> [Work instructions] Where in the records does the word "placeholder" occur? Copy each line in which it does.
----------------
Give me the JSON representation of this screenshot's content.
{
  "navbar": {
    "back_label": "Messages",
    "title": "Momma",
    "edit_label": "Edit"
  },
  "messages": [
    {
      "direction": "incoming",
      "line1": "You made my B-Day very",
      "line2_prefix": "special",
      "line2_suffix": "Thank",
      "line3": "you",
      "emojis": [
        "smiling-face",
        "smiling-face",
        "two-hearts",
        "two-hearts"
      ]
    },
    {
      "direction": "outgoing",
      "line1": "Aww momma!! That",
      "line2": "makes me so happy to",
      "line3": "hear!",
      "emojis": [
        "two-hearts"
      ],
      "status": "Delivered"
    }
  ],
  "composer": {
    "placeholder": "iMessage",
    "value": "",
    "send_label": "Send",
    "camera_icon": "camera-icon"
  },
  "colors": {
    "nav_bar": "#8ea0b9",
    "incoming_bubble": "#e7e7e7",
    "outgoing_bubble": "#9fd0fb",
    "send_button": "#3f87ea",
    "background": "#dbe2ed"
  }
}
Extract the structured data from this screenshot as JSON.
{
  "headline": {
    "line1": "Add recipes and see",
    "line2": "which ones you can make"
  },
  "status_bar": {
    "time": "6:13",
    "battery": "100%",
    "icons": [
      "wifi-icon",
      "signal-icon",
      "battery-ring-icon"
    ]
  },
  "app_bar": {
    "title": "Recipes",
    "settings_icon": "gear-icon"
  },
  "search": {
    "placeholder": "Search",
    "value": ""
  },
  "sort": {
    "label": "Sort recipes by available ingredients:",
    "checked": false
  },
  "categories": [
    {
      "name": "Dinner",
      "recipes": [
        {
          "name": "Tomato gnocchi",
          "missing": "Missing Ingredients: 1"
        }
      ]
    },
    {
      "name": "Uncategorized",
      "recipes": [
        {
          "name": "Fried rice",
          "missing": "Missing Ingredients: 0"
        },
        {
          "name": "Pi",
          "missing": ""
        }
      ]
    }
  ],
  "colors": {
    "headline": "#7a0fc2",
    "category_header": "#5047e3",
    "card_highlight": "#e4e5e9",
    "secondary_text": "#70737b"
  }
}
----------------
> [Output of the task]
    "placeholder": "iMessage",
    "placeholder": "Search",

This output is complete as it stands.